** Records supplied follows **

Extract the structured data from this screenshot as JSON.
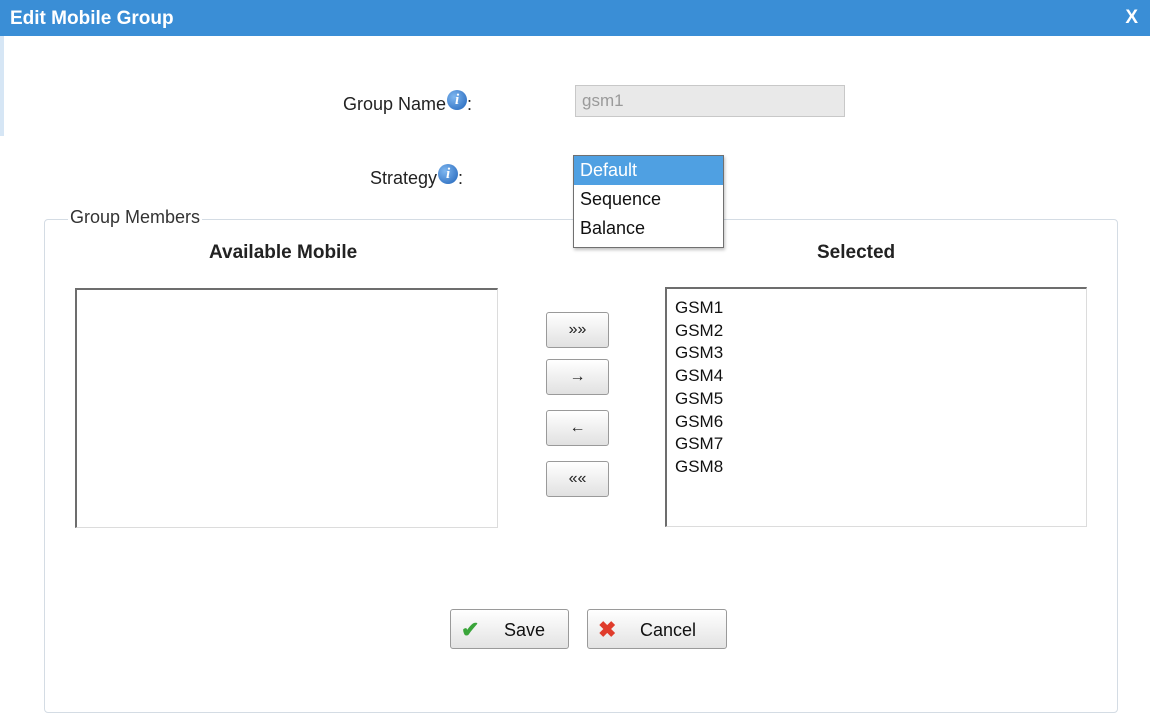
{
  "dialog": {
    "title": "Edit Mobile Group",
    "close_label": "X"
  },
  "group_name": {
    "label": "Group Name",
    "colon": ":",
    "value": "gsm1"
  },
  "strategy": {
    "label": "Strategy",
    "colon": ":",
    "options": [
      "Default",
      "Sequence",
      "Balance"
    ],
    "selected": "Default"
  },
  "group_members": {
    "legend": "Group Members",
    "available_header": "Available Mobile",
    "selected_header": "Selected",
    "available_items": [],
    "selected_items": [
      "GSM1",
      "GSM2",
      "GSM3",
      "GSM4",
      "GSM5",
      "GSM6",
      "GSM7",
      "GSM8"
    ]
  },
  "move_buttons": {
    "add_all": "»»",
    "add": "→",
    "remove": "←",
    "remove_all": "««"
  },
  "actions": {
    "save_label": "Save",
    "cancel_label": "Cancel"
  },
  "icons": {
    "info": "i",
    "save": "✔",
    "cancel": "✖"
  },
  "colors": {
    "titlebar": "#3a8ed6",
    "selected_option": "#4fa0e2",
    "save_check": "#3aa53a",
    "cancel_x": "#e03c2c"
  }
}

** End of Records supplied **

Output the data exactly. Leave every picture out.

Task solution.
Extract the structured data from this screenshot as JSON.
{
  "dialog": {
    "title": "Edit Mobile Group",
    "close_label": "X"
  },
  "group_name": {
    "label": "Group Name",
    "colon": ":",
    "value": "gsm1"
  },
  "strategy": {
    "label": "Strategy",
    "colon": ":",
    "options": [
      "Default",
      "Sequence",
      "Balance"
    ],
    "selected": "Default"
  },
  "group_members": {
    "legend": "Group Members",
    "available_header": "Available Mobile",
    "selected_header": "Selected",
    "available_items": [],
    "selected_items": [
      "GSM1",
      "GSM2",
      "GSM3",
      "GSM4",
      "GSM5",
      "GSM6",
      "GSM7",
      "GSM8"
    ]
  },
  "move_buttons": {
    "add_all": "»»",
    "add": "→",
    "remove": "←",
    "remove_all": "««"
  },
  "actions": {
    "save_label": "Save",
    "cancel_label": "Cancel"
  },
  "icons": {
    "info": "i",
    "save": "✔",
    "cancel": "✖"
  },
  "colors": {
    "titlebar": "#3a8ed6",
    "selected_option": "#4fa0e2",
    "save_check": "#3aa53a",
    "cancel_x": "#e03c2c"
  }
}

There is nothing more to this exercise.